This case comes ahead of a test case at the Court of Appeal later this year where it will be argued that a six-year-old girl with C (FAS) should receive full compensation because her claim was submitted to the Criminal Injuries Compensation Authority (CICA) before November 2012, when rules on what constituted being a victim of crime were changed to exclude children damaged by alcohol in the womb. If successful, the case could have far-reaching implications.

DoH drinking in pregnancy recommendations

The Department of Health (DoH) recommends pregnant women do not consume alcohol, and if they do, limit it to 1-2 units, the equivalent of a small glass of wine, only once or twice a week. Health experts say only regular alcohol intake would result in babies being born with FAS, which can cause facial deformities, problems with physical and emotional development, and poor memory or a short attention span. FAS is explained in detail here .

Comment from Royal College of Midwives

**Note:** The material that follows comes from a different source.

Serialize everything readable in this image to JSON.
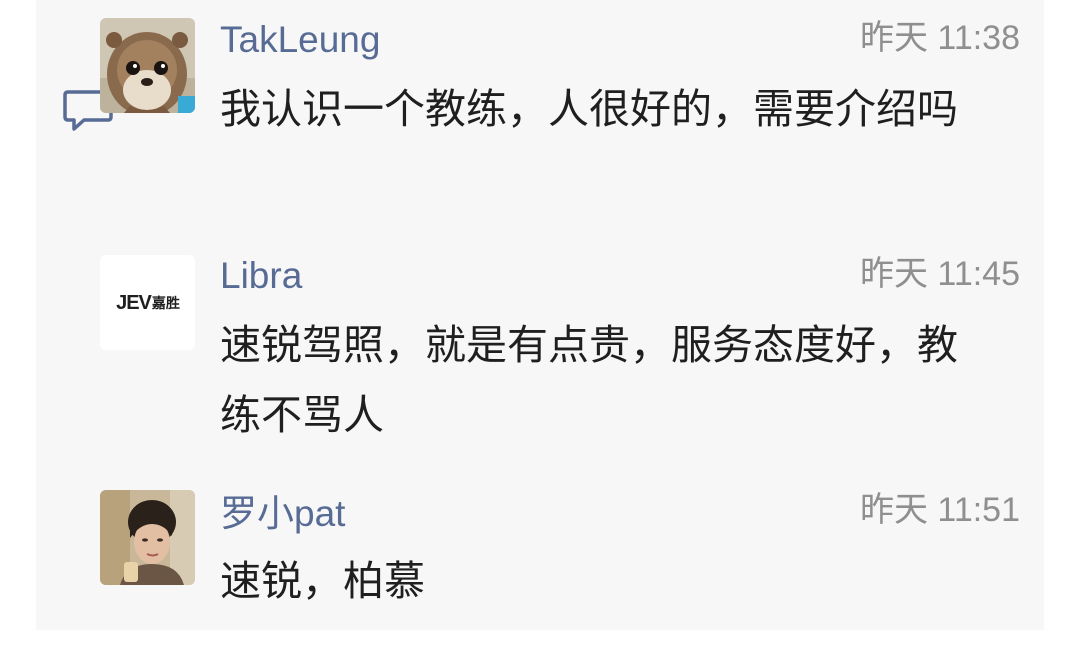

Janet Fyle, professional policy adviser at the Royal College of Midwives, said while FAS was not common, it could have devastating effects. She said: “It is rare. But when it does happen, it really does manifest itself in terms of developmental issues. The child does not reach its milestones like other children. It also has withdrawal symptoms when it’s born.” She said it was midwives’ job to show expectant mothers the benefits of a healthy lifestyle – including not smoking or drinking large amounts – rather than to judge them for their choices. “It’s wrong for a woman to consume large amounts of alcohol while she is pregnant,” she concluded.

If you would like advice on making a clinical negligence or criminal injuries claim, you can contact a member of IBB’s Personal Injury team, call us on 08456 381 381 or email enquiries@ibblaw.co.uk.

Personal injury claims include those for serious head and spinal injuries, workplace injuries such as noise-induced hearing loss, and fatal illnesses such as mesothelioma and other asbestos-related diseases. They can also include injuries sustained when you are a victim of a criminal act, or as a result of clinical negligence, as well as the psychological harm caused by child abuse – even years after the event.

IBB has built a reputation for quality of service in pursuing compensation in cases involving in all the aforementioned resulting in accident, illness or deaths.

Call our personal injury and clinical negligence experts in confidence on 01895 207835. Alternatively, email us at PI@ibblaw.co.uk.